• bringing together information about LIS research opportunities and results;
• encouraging dialogue between research funders;
• promoting LIS practitioner research and the translation of research outcomes into practice;
• articulating a strategic approach to LIS research;
• promoting the development of research capacity in LIS.
Through its work the Coalition strengthened links between LIS researchers and LIS practitioners, and between research and practice.
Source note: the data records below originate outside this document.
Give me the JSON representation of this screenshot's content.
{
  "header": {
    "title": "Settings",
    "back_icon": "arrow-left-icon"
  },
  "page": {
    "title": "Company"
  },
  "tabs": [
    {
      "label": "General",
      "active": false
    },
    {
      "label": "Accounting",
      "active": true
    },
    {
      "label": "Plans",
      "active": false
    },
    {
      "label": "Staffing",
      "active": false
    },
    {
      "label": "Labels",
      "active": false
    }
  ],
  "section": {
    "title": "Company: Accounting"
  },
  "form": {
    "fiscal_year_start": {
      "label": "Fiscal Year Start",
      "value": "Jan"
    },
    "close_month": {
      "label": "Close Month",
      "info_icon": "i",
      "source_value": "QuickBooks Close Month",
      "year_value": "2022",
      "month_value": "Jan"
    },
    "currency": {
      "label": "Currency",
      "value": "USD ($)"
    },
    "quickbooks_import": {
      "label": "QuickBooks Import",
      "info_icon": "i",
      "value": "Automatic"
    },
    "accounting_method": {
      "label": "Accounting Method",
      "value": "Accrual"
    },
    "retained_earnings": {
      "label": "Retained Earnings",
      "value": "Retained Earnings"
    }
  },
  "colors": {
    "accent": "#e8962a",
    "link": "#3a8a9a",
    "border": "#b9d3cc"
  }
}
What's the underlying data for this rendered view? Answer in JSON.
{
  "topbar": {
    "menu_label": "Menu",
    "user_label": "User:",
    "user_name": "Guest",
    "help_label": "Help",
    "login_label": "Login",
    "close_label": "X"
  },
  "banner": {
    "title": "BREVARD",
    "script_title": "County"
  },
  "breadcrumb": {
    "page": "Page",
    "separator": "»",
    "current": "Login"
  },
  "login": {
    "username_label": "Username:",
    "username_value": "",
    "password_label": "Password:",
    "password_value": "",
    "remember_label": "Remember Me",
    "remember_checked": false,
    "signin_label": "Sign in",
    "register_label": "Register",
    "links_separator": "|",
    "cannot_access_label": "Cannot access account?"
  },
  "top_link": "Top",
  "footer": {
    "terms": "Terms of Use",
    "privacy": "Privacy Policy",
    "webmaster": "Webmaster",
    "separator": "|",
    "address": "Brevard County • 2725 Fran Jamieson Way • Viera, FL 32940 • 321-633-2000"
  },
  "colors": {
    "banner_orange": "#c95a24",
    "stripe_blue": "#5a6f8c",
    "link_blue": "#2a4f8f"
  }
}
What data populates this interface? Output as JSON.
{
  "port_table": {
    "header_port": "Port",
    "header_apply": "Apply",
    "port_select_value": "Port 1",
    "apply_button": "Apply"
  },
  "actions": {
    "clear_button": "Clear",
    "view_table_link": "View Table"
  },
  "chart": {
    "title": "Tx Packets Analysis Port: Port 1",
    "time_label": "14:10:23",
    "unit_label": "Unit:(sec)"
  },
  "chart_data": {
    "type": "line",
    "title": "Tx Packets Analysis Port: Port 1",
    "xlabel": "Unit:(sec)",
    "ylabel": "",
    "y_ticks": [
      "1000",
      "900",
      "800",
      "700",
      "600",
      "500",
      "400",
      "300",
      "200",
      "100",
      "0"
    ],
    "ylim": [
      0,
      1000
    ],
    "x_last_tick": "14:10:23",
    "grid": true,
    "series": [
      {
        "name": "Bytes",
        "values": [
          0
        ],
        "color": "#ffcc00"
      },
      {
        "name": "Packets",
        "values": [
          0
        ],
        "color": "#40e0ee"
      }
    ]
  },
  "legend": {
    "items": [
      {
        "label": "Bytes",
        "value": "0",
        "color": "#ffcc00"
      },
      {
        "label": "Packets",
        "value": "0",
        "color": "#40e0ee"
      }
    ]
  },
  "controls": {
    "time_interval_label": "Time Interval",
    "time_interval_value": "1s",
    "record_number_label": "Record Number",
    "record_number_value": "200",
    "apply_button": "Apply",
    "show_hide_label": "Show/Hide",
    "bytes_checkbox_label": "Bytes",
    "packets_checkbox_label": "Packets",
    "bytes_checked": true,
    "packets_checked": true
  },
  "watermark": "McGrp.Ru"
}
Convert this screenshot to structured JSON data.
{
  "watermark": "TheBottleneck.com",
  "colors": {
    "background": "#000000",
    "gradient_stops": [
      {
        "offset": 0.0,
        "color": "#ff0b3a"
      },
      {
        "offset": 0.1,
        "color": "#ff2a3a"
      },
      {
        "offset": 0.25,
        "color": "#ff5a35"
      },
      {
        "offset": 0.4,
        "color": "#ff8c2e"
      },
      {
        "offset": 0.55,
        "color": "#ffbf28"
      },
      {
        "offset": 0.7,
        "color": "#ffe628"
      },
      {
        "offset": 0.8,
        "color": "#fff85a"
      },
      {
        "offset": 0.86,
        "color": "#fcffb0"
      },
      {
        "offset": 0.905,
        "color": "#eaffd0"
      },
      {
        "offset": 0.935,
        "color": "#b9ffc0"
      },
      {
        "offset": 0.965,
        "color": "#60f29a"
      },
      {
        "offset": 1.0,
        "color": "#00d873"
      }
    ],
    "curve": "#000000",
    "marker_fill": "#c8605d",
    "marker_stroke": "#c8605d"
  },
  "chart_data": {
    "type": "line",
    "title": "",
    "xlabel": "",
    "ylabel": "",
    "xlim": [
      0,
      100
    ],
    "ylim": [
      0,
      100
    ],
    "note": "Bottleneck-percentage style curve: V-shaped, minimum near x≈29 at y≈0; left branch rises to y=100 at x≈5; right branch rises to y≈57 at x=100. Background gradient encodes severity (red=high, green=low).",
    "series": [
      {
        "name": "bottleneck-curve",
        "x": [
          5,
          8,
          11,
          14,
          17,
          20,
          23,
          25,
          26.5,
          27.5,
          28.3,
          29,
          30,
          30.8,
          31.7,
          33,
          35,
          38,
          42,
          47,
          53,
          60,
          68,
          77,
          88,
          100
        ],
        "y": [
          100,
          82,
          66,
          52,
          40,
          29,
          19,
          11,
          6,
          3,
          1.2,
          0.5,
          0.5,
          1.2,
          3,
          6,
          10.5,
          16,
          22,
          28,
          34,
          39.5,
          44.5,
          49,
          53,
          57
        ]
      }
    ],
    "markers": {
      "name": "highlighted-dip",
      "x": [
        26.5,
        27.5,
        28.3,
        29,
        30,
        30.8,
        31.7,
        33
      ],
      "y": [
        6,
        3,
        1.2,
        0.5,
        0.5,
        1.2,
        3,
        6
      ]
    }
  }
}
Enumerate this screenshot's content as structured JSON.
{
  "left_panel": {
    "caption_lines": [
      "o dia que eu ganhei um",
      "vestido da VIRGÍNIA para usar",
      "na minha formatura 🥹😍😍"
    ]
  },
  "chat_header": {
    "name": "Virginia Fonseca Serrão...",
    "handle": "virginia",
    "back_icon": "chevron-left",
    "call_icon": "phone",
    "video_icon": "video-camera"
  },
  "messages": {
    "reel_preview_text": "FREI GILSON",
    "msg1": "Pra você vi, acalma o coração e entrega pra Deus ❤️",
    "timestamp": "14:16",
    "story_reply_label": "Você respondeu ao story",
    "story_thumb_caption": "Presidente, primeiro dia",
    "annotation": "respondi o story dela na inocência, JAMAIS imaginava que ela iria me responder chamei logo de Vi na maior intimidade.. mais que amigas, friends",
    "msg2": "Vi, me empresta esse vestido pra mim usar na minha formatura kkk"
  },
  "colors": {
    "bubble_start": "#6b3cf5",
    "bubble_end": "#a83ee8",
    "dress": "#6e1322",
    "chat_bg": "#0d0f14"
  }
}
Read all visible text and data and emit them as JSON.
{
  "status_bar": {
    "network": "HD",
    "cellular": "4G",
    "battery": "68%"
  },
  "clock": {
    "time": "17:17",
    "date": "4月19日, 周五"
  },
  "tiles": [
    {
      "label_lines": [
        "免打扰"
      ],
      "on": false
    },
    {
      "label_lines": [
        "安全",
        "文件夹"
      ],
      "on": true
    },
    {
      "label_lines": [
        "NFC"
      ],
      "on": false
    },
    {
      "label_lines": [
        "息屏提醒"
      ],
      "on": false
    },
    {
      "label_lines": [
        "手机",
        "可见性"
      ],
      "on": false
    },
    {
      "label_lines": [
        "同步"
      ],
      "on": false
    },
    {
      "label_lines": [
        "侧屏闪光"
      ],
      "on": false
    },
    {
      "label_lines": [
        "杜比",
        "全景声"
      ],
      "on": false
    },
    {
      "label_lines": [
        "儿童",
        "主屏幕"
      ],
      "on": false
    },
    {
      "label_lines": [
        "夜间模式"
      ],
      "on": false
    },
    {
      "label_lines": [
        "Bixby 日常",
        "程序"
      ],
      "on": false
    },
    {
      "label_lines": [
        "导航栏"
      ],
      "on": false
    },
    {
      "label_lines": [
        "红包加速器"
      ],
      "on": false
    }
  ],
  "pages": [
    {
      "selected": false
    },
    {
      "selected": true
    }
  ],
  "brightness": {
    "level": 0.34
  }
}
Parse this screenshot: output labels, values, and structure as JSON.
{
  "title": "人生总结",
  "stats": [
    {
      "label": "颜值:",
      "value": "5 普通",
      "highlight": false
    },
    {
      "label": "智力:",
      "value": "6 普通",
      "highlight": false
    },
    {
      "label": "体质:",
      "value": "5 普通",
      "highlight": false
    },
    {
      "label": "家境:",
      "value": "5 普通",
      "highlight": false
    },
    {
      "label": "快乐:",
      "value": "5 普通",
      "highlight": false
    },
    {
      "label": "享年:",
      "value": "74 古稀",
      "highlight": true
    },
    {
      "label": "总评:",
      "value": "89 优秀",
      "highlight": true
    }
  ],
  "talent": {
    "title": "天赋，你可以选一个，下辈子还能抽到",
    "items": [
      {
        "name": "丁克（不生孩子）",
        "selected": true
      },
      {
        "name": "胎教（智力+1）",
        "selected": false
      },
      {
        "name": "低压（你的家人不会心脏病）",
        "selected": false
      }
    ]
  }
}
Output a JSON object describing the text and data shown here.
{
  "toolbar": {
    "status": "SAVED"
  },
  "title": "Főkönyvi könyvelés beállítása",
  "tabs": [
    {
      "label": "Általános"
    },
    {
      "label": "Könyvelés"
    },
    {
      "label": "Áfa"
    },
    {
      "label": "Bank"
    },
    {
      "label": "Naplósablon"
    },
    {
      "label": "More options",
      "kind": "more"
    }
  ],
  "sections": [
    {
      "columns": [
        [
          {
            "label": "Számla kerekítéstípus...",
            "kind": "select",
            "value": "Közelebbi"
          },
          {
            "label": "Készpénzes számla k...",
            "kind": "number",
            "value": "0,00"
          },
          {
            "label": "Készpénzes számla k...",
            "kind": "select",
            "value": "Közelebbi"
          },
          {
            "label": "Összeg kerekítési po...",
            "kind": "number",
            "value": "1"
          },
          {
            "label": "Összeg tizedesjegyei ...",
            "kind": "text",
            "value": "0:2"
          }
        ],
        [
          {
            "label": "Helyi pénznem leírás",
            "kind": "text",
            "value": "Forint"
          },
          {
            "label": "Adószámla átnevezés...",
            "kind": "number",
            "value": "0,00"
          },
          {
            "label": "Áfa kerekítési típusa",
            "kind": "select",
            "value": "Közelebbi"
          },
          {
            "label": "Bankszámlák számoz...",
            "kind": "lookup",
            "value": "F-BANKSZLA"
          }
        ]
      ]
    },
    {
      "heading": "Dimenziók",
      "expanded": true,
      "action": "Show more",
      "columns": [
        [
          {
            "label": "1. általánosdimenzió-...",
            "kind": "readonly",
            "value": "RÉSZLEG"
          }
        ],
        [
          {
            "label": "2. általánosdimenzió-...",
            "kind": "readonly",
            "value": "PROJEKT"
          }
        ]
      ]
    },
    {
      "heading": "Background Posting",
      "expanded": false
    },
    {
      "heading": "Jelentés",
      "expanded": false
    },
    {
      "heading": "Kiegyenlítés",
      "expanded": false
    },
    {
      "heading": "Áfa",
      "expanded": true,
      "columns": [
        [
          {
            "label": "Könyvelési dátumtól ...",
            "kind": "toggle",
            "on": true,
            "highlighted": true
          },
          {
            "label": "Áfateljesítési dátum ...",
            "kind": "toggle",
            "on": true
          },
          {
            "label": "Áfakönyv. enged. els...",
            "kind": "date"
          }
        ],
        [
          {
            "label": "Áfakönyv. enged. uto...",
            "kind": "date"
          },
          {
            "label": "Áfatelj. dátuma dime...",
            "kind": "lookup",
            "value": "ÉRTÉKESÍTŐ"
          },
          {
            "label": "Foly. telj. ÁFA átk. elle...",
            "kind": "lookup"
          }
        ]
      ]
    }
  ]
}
By bridging the gap between LIS research and LIS practitioner communities, the Coalition encouraged research-led practice, to enable librarians and information scientists to:
• exploit existing LIS research for improved decision-making in services delivery;
• enhance the value of prior work by capitalising on the significant investment in earlier studies through reuse;
• demonstrate the value and impact of library and information services to individuals, citizens/society and specialist user groups, and thus secure future investment in services delivery;
• derive job satisfaction through intellectual stimulation, enjoyment of learning, career progression, leadership development, and pride in enhanced work practice that engagement in research brings.
The Coalition had a particular interest in supporting practising librarians and information scientists, both in how they can access and exploit available research in their work, and in their own development as practitioner researchers. For researchers and practitioners alike, the Coalition provided a formal structure to improve access to LIS research, and maximise its relevance and impact in the UK. The resources that the Coalition brought together on its web site at http://lisresearch.org
were intended to save researchers and practitioners time in identifying and accessing relevant material to support their engagement with research. These resources are still well-used. The Coalition’s advocacy work sought to persuade services managers of the need to support research initiatives and improve the recognition of research knowledge within the LIS professions.
The Coalition also supported projects that focused on specific goals to support LIS research in the UK, notably to develop a formal UK-wide network of LIS researchers (Developing Research Excellence and Methods – DREaM), and to determine the factors that increase or hinder the impact of research project outcomes on practice (Research in Librarianship Impact Evaluation Study – RiLIES).
In this presentation Hall will discuss how the LIS Research Coalition tackled the challenges of LIS research at a national level between 2009 and 2012 and reflect on the longer term impact of the project.